Extracted records:
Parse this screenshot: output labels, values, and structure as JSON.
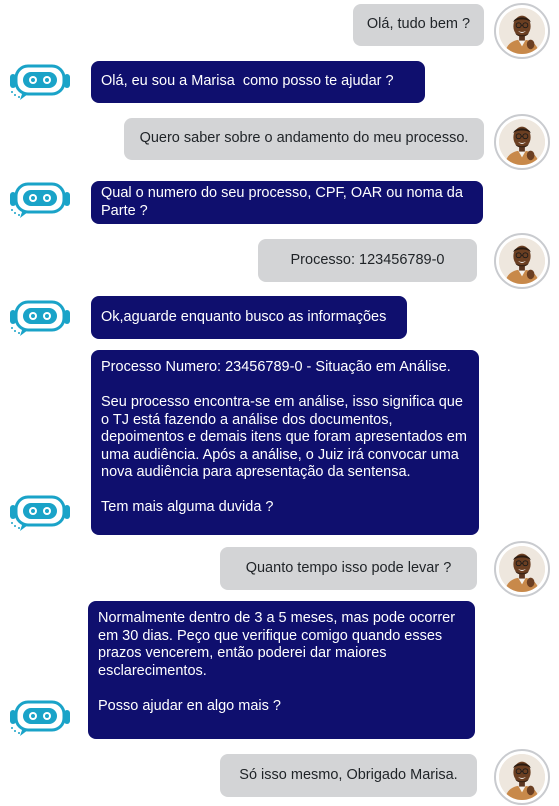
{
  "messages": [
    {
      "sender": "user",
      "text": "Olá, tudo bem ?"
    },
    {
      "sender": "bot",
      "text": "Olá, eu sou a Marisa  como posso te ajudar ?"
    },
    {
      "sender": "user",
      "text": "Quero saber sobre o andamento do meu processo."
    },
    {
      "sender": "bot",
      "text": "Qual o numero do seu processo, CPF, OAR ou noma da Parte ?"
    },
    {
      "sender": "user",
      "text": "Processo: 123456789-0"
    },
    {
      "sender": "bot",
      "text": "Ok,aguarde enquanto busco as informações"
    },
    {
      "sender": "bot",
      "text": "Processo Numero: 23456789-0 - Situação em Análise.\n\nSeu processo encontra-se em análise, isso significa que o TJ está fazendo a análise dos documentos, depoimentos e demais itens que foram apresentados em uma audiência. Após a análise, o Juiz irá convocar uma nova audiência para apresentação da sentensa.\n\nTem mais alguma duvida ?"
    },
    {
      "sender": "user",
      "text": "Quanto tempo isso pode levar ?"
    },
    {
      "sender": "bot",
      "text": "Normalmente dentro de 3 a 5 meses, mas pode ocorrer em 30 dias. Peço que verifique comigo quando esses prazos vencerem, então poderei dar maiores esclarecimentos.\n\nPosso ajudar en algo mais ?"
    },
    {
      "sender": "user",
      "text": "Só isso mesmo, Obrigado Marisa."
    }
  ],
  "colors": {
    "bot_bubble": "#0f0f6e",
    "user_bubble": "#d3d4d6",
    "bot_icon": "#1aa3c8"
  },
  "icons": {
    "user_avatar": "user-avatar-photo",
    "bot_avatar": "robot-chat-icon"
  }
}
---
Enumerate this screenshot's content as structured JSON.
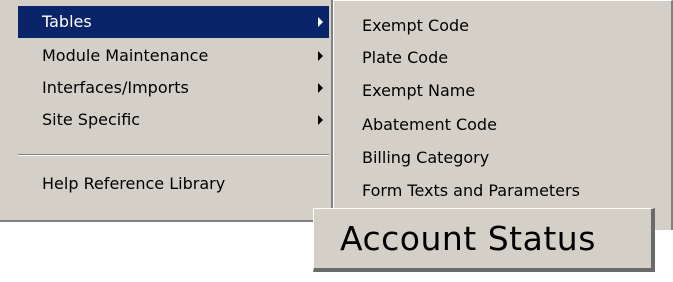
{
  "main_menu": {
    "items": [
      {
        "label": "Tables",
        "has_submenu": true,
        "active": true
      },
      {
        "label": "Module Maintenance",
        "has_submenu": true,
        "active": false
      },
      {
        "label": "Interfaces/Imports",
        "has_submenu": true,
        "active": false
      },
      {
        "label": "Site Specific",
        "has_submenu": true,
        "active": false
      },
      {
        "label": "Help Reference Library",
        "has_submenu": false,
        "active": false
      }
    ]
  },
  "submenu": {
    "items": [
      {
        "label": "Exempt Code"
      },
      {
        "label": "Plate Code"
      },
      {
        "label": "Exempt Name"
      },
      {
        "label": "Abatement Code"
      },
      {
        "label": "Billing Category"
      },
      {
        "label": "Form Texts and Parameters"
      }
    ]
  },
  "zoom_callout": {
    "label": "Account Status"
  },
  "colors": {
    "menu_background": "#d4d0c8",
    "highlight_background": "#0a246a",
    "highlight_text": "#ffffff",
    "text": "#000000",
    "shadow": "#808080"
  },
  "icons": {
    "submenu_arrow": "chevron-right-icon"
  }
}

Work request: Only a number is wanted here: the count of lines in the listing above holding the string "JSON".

Response to this task: 2